DatasetAdded By Ganglion
Disaster data from 1900 – 2008, organized by start and end date, country (and sub-location), disaster type (and sub-type), disaster name, cost, and persons killed and affected by the disaster.
Create disaster data trend reporting, based on geography, frequency, date or nature of the event. Design a visualization or time lapse illustrating disaster events around the globe. Draw correlation between disasters and the resulting world response by tracking Tweets and other social media references. Has social media played a role in disaster recovery, awareness and sympathizing?
The disaster data includes both natural and technological events, where natural disasters are further organized into groups and sub-types (see Disaster Classification scheme below).
This is the only public domain natural disaster data collection in existence: the other two (Sigma from Swiss Re and NatCat from Munich Re) are private.
For a disaster to be entered into the database, it must meet at least one of the following criteria:
- Ten (10) or more people reported killed.
- Hundred (100) or more people reported affected.
- Declaration of a state of emergency.
- Call for international assistance.
Natural and Technological
The natural disaster category has 5 sub-groups, with 12 disaster types and more than 30 sub-types:
Geophysical: Events originating from solid earth
Earthquake, Volcano, Mass Movement (dry)
Meteorological: Events caused by short-lived/small to meso scale atmospheric processes (lifecycle lasting from minutes to days)
Hydrological: Events caused by deviations in the normal water cycle and/or overflow of bodies of water caused by wind set-up
Flood, Mass Movement (wet)
Climatological: Events caused by long-lived/meso to macro scale processes (in the spectrum from intra-seasonal to multi-decadal climate variability)
Extreme Temperature, Drought, Wildfire
Biological: Disaster caused by the exposure of living organisms to germs and toxic substances
Epidemic, Insect Infestation, Animal Stampede
Start: The date when the disaster began.
End: The date when the disaster ended.
Country: Country(ies) in which the disaster has occurred.
Location: A sub-location classification if available.
Type: The type of disaster according to pre-defined classification.
Sub_Type: Further classification of the type of disaster.
Name: The name of the disaster if available.
Killed: Persons confirmed as dead and persons missing and presumed dead (official figures when available).
Affected: Total of people injured, homeless, and affected. “Affected” means people requiring immediate assistance during a period of emergency; it can also include displaced or evacuated people.
Cost: Several institutions have developed methodologies to quantify these losses in their specific domain.

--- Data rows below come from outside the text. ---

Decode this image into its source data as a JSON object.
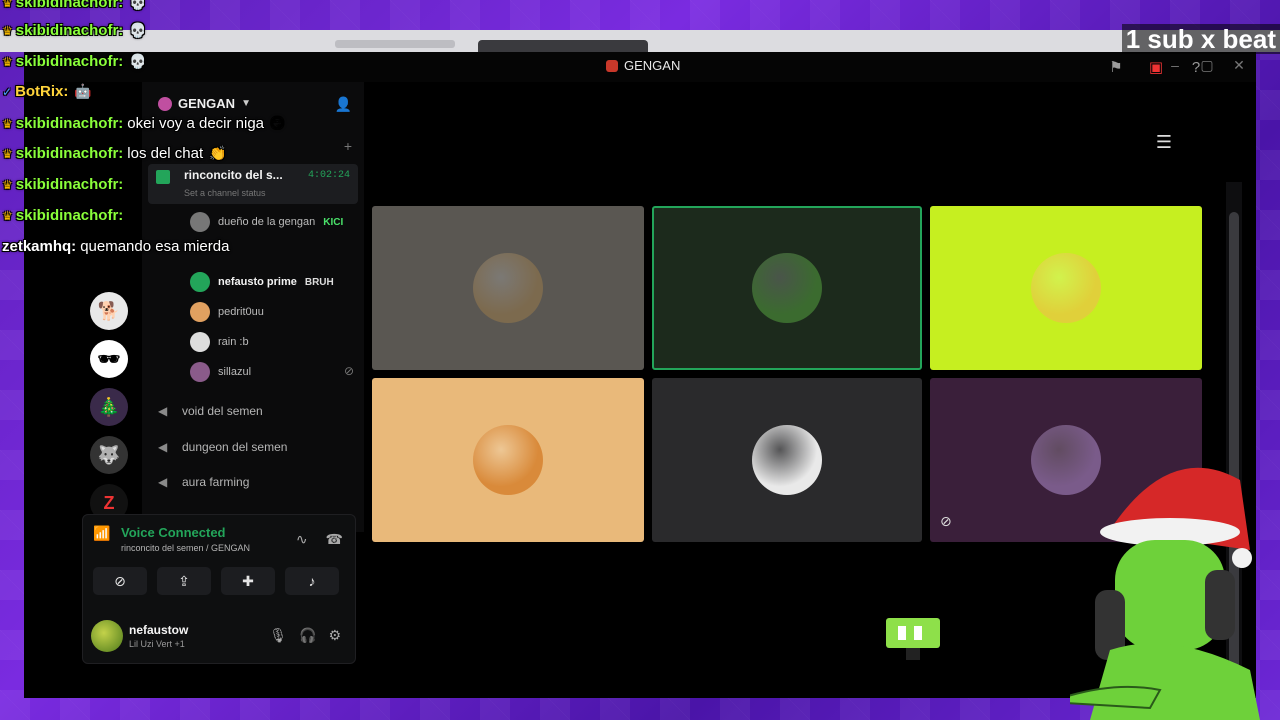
{
  "overlay": {
    "tag": "1 sub x beat",
    "chat": [
      {
        "user": "skibidinachofr:",
        "message": "",
        "emoji": "💀",
        "badge": "crown"
      },
      {
        "user": "skibidinachofr:",
        "message": "",
        "emoji": "💀",
        "badge": "crown"
      },
      {
        "user": "skibidinachofr:",
        "message": "",
        "emoji": "💀",
        "badge": "crown"
      },
      {
        "user": "BotRix:",
        "message": "",
        "emoji": "🤖",
        "badge": "bot"
      },
      {
        "user": "skibidinachofr:",
        "message": "okei voy a decir niga",
        "emoji": "😏",
        "badge": "crown"
      },
      {
        "user": "skibidinachofr:",
        "message": "los del chat",
        "emoji": "👏",
        "badge": "crown"
      },
      {
        "user": "skibidinachofr:",
        "message": "",
        "emoji": "",
        "badge": "crown"
      },
      {
        "user": "skibidinachofr:",
        "message": "",
        "emoji": "",
        "badge": "crown"
      },
      {
        "user": "zetkamhq:",
        "message": "quemando esa mierda",
        "emoji": "",
        "badge": "none"
      }
    ]
  },
  "titlebar": {
    "server_name": "GENGAN",
    "icons": [
      "inbox-icon",
      "screen-icon",
      "help-icon"
    ],
    "window_controls": [
      "–",
      "▢",
      "✕"
    ]
  },
  "guild": {
    "name": "GENGAN",
    "active_voice": {
      "name": "rinconcito del s...",
      "time": "4:02:24",
      "status": "Set a channel status"
    },
    "members": [
      {
        "name": "dueño de la gengan",
        "tag": "KICI",
        "bold": false
      },
      {
        "name": "nefausto prime",
        "tag": "BRUH",
        "bold": true
      },
      {
        "name": "pedrit0uu",
        "tag": "",
        "bold": false
      },
      {
        "name": "rain :b",
        "tag": "",
        "bold": false
      },
      {
        "name": "sillazul",
        "tag": "",
        "bold": false
      }
    ],
    "voice_channels": [
      "void del semen",
      "dungeon del semen",
      "aura farming"
    ]
  },
  "voice_panel": {
    "title": "Voice Connected",
    "subtitle": "rinconcito del semen / GENGAN"
  },
  "account": {
    "username": "nefaustow",
    "activity": "Lil Uzi Vert +1"
  },
  "stage": {
    "tiles": [
      {
        "name": "otter-tile",
        "bg": "#5a5752",
        "avatar": "#7c6a4e",
        "speaking": false
      },
      {
        "name": "green-tile",
        "bg": "#1c2a1c",
        "avatar": "#3b6b2f",
        "speaking": true
      },
      {
        "name": "yellow-tile",
        "bg": "#c6ef20",
        "avatar": "#e0d03a",
        "speaking": false
      },
      {
        "name": "sunset-tile",
        "bg": "#e9b97a",
        "avatar": "#d98a3a",
        "speaking": false
      },
      {
        "name": "masked-tile",
        "bg": "#2a2a2c",
        "avatar": "#e9e9e9",
        "speaking": false
      },
      {
        "name": "purple-tile",
        "bg": "#3a1f3a",
        "avatar": "#7a5b8a",
        "speaking": false
      }
    ]
  },
  "colors": {
    "accent_green": "#23a55a",
    "chat_user": "#8aff3a",
    "background_purple": "#5b1fb8"
  }
}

However, there is no standard procedure to determine a global figure for economic impact. Estimated damage are given (000,000).
Id: A unique identifier for the disaster.
The EM-DAT database is protected by law (30 June 1994) and copyright (31 August 1998). EM-DAT was created in 1988 at the Université Catholique de Louvain by researchers at the Centre de Recherche sur l’Epidemiologie des Desastres – Centre for Research on the Epidemiology of Disasters (CRED). The database was set up with the support of the WHO and the Belgian government. Since 1999, CRED has received support from the Office of Foreign Disaster Assistance (OFDA) of the US Agency for International Development (USAID). The Université Catholique de Louvain holds the copyright for the database.
The EM-DAT database has been made available for unrestricted access free of charge by UCL so that anyone with a query can obtain information.
The reproduction and communication of the information obtained using the EM-DAT is authorised by any means and in all forms, provided that the source is mentioned clearly as follows:
“EM-DAT: The OFDA/CRED International Disaster Database – www.emdat.be – Université Catholique de Louvain – Brussels – Belgium."